Mouse and Eagle

One is insufferable without the other.

The goal for this week was to design and create our own PCB based on designs from Neil's template. After downloading Eagle and importing the fab library into it at the section, I was ready to design my PCB. My initial attempt at laying out the PCB in Eagle failed miserably as I did not have a mouse with me! It is basically impossible to do anything in Eagle without a mouse. I was unable to drag the view and kept scrolling accidentally which changed the view dramatically. I gave up until I was able to pick up my mouse, and that worked a lot better. I really appreciate how after you add a componenet, Eagle takes you back to the adding menu so you can add all of your components at once. Dixon and Rob gave a lot of tips, such as making sure to move the layout close to the origin before exporting as an image, using thicker than the default traces, and exporting as a monochromatic image. Using Neil's and Rob's example PCBs, I was able to design my own.

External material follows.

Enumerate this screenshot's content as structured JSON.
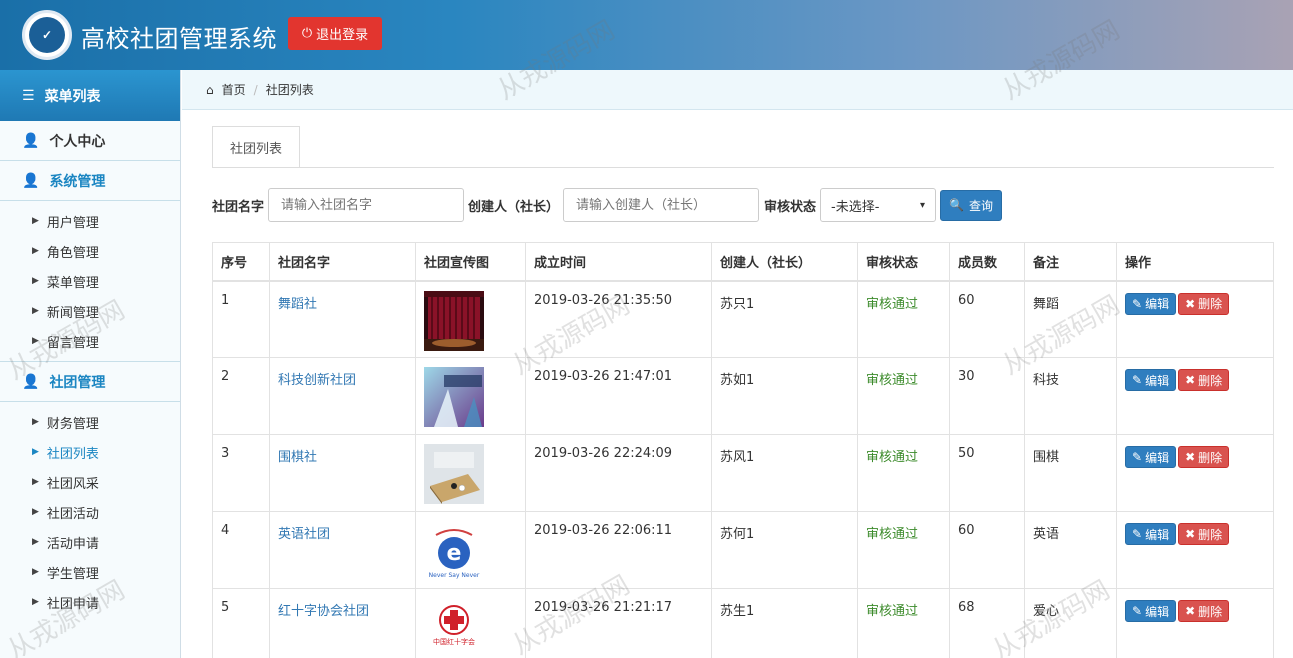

Schematic in Eagle based on Neil's and Rob's design

After double checking that all the connections were correct, I began to actually design the traces on the board. This was slightly more annoying than expected, as moving the components was a nontrivial task. First, I didn't realize until Julia mentioned that we needed to click on the "+" icon in order to move individual componenets. Previously, I had tried to just click and drag from the center of the component, but that was not correct. Next, in order to move a group of components, you needed to use the "select" tool from the toolbar to group different components together, then change to the "move" tool, then right click somewhere on the grouping and select move group before you can move it. If at any point you mis-clicked, which I did, you had to restart at the beginning. This led to some frustration, but I was eventually able to move all of my components to their desired locations.

Connecting the components was admittedly a lot of fun. The software did a good job of showing you where you still needed to connect by drawing a yellow line from one connection to the other and updating to follow your trace. It also would highlight all the pieces that needed to be connected to each other if you clicked on a particular pad for a component. However, the traces that it would let you draw were often oddly spaced. This led to problems where there were large spaces on the PCB that were not accessible because the trace had to move a set amount outside of the pad. Some traces were therefore closer together even though there was space to separate them. I'm still not sure if there is a good way to deal with this issue. In the end I was able to create a trace that looked pretty decent.

Final version of traces, before saving as image

After I exported it as an image and created the outline for it in paint, I took it to the PCB milling machine, and upon checking some of my traces were indeed too close together. Although we had characterized the machine, I still didn't know what the units looked like on the board schematic, so I had to thin the traces by trial and error until I reached a thickness that allowed me to mill around everything. This took about 3 tries, but I eventually settled on a width of 10. In the future, I think I'd like to try 12, as I ran into some problems which I will mention later. For now, I was able to mill the PCB. The first pass resulted in something quite similar to a previous failure I had had with milling the USBtiny PCB. I decided to use Dixon's suggestion of milling a bit deeper on a second pass, since it was mostly successful except for some spots around the edges. An important note, when changing the cut depth, make sure the max cut depth is deeper than the cut depth. I forgot to change this the first time and was confused for a while because it would not send the file to the printer.

Failure in first pass
Be sure to check max cut depth when changing cut depth
Finished successful milling. On second pass, I increased the cut depth by 0.00005 in and that seemed to do the trick.

Soldering went much faster this time. I tried to remember all of the issues that we had talked about previously, and had almost no problems. There was one key exception. While soldering on the resonator, I went about it as usual, adding some solder to the pad and then heating the solder up to tac down a corner before attempting to solder the other two pads. I managed to tac it down, but it was lopsided, so I attempted to pivot it into position while keeping the solder fluid. To my surprise, as I was manipulating the resonator, it had lifted the copper trace off of the board! My best guess is that I didn't completely melt the solder, so when I lifted the resonator, it took the trace up with it too. A combintion of the particular pad being somewhat longer and thinner probably also played a role. I didn't want to restart the process, so I just decided to solder on (pun intended), taking extra care with the other two pads to make sure the component was held securely in place before attempting to fix the lifted pad. After I finished soldering the PCB, with great nervousness, I checked the connections with a multimeter, and thankfully they all held. Next was to program the board.

Trace lifting off of the board while soldering the resonator.
Finished soldering. All connections are good

For programming, I had no idea what to do. Luckily, Brian was there and able to help me. We downloaded Neil's code for the board as well as the associated make file. We ran make -f "argument" twice where the argument was first the make file and then the fuses for the board. I'm not totally sure what the the code is doing exactly, but Brian reassured me that we would get to that in the embedded programming section in a few weeks. We next emulated a terminal using To test the board, we typed random letters, and it would say which letters we'd typed. To reset, we simply unplugged the board and reconnected it.

Result after successful programming

Special thanks to Brian, Dixon, and Rob for their help and insight!